The data:
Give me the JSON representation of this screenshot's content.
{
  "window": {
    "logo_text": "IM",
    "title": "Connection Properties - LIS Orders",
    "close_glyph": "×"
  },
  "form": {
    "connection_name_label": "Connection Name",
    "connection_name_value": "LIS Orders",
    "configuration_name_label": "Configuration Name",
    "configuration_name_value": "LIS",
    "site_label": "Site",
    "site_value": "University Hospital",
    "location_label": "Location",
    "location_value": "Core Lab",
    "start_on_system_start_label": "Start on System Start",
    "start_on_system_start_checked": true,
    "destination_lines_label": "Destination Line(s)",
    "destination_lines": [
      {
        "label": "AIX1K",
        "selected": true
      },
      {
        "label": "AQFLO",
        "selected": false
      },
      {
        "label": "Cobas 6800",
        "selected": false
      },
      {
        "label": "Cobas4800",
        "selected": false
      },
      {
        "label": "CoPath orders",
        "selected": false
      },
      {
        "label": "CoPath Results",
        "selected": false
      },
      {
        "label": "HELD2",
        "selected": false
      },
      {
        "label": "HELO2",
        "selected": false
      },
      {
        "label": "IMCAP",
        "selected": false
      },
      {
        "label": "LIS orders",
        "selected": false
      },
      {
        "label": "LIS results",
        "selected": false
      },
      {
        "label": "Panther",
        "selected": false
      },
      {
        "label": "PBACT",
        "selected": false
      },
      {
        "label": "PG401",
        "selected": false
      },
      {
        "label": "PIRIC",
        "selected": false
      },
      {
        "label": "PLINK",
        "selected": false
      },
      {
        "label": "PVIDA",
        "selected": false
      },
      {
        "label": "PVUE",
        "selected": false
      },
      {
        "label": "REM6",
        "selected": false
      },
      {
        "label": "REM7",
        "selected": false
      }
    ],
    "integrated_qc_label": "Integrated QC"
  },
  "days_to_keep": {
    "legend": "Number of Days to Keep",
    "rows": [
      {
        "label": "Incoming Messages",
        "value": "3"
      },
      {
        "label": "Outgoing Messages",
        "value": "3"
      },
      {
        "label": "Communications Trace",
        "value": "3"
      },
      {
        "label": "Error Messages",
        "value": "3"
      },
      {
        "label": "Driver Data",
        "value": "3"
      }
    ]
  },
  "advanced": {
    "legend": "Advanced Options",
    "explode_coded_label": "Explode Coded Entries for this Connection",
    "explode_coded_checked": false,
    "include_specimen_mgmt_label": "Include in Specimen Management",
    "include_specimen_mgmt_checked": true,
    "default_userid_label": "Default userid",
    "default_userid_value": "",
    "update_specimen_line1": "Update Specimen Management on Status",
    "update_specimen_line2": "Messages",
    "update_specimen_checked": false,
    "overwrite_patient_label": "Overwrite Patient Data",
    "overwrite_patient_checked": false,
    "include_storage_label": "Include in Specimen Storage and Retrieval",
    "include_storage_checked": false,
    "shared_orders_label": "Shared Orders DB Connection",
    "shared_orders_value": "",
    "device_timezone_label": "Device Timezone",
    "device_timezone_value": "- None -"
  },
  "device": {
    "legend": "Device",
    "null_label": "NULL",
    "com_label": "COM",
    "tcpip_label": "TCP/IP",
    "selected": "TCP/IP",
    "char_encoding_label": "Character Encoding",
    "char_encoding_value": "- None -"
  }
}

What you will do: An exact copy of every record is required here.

Response box:
Give me the JSON representation of this screenshot's content.
{
  "window": {
    "logo_text": "IM",
    "title": "Connection Properties - LIS Orders",
    "close_glyph": "×"
  },
  "form": {
    "connection_name_label": "Connection Name",
    "connection_name_value": "LIS Orders",
    "configuration_name_label": "Configuration Name",
    "configuration_name_value": "LIS",
    "site_label": "Site",
    "site_value": "University Hospital",
    "location_label": "Location",
    "location_value": "Core Lab",
    "start_on_system_start_label": "Start on System Start",
    "start_on_system_start_checked": true,
    "destination_lines_label": "Destination Line(s)",
    "destination_lines": [
      {
        "label": "AIX1K",
        "selected": true
      },
      {
        "label": "AQFLO",
        "selected": false
      },
      {
        "label": "Cobas 6800",
        "selected": false
      },
      {
        "label": "Cobas4800",
        "selected": false
      },
      {
        "label": "CoPath orders",
        "selected": false
      },
      {
        "label": "CoPath Results",
        "selected": false
      },
      {
        "label": "HELD2",
        "selected": false
      },
      {
        "label": "HELO2",
        "selected": false
      },
      {
        "label": "IMCAP",
        "selected": false
      },
      {
        "label": "LIS orders",
        "selected": false
      },
      {
        "label": "LIS results",
        "selected": false
      },
      {
        "label": "Panther",
        "selected": false
      },
      {
        "label": "PBACT",
        "selected": false
      },
      {
        "label": "PG401",
        "selected": false
      },
      {
        "label": "PIRIC",
        "selected": false
      },
      {
        "label": "PLINK",
        "selected": false
      },
      {
        "label": "PVIDA",
        "selected": false
      },
      {
        "label": "PVUE",
        "selected": false
      },
      {
        "label": "REM6",
        "selected": false
      },
      {
        "label": "REM7",
        "selected": false
      }
    ],
    "integrated_qc_label": "Integrated QC"
  },
  "days_to_keep": {
    "legend": "Number of Days to Keep",
    "rows": [
      {
        "label": "Incoming Messages",
        "value": "3"
      },
      {
        "label": "Outgoing Messages",
        "value": "3"
      },
      {
        "label": "Communications Trace",
        "value": "3"
      },
      {
        "label": "Error Messages",
        "value": "3"
      },
      {
        "label": "Driver Data",
        "value": "3"
      }
    ]
  },
  "advanced": {
    "legend": "Advanced Options",
    "explode_coded_label": "Explode Coded Entries for this Connection",
    "explode_coded_checked": false,
    "include_specimen_mgmt_label": "Include in Specimen Management",
    "include_specimen_mgmt_checked": true,
    "default_userid_label": "Default userid",
    "default_userid_value": "",
    "update_specimen_line1": "Update Specimen Management on Status",
    "update_specimen_line2": "Messages",
    "update_specimen_checked": false,
    "overwrite_patient_label": "Overwrite Patient Data",
    "overwrite_patient_checked": false,
    "include_storage_label": "Include in Specimen Storage and Retrieval",
    "include_storage_checked": false,
    "shared_orders_label": "Shared Orders DB Connection",
    "shared_orders_value": "",
    "device_timezone_label": "Device Timezone",
    "device_timezone_value": "- None -"
  },
  "device": {
    "legend": "Device",
    "null_label": "NULL",
    "com_label": "COM",
    "tcpip_label": "TCP/IP",
    "selected": "TCP/IP",
    "char_encoding_label": "Character Encoding",
    "char_encoding_value": "- None -"
  }
}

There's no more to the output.